An amazing time-lapse video of Earth from the geostationary orbit (see notes 1). The video was generated from the images taken by Japanese weather satellite Himawari 8, which takes a photo of Earth every 10 minutes. Himawari 8 is the 8th of the Himawari geostationary weather satellites operated by the Japan Meteorological Agency.
Himawari 8, the satellite which takes a photo of Earth from the Geostationary Orbit every 10 minutes
The satellite focuses on that section of earth which include Japan (obviously) and Australia. Himawari 8 was launched atop a H-IIA rocket flying from the Yoshinobu Launch Complex Pad 1 at the Tanegashima Space Center. The launch occurred at 05:16 UTC on 7 October 2014 and reached its operational geostationary orbit in October 2014, at 140.7 degrees East.
You can also see Himawari 8 real-time imagery. The imagery uses True Color Reproduction (TCR) technology which enables the display of earth images taken from space in a way that is familiar to the human eye. The imagery consists of data from three visible bands (Band 1, 2 and 3), one near-infrared band (Band 4) and one infrared band (Band 13). For color reproduction, the RGB chromaticity of AHI is converted to sRGB (an international standard for RGB color space).
In this process, as an alternative to the bi-spectral hybrid green method outlined by Miller et al. (2016), the green band is optimally adjusted using Band 2, 3, and 4. To make the imagery more vivid, atmospheric correction (Rayleigh correction, Miller et al., 2016) is also applied. Software for this purpose is provided by the Cooperative Institute for Research in the Atmosphere (CIRA) established by NOAA/NESDIS and Colorado State University in the United States of America.

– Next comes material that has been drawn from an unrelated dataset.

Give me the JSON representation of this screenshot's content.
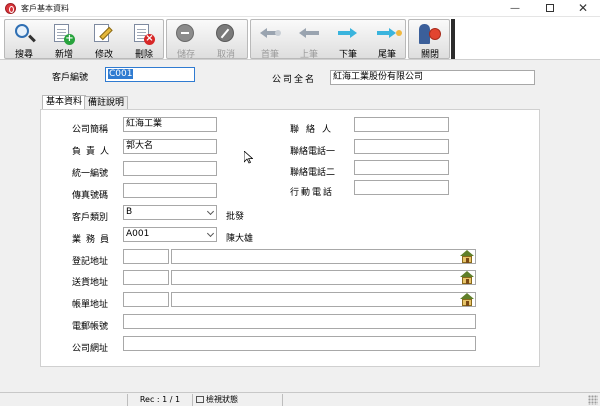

- A geostationary orbit, geostationary Earth orbit, or geosynchronous equatorial orbit (GEO) is a circular orbit 35,786 kilometers (22,236 mi) above the Earth’s equator and following the direction of the Earth’s rotation. An object in such an orbit has an orbital period equal to the Earth’s rotational period (one sidereal day) and thus appears motionless, at a fixed position in the sky, to ground observers.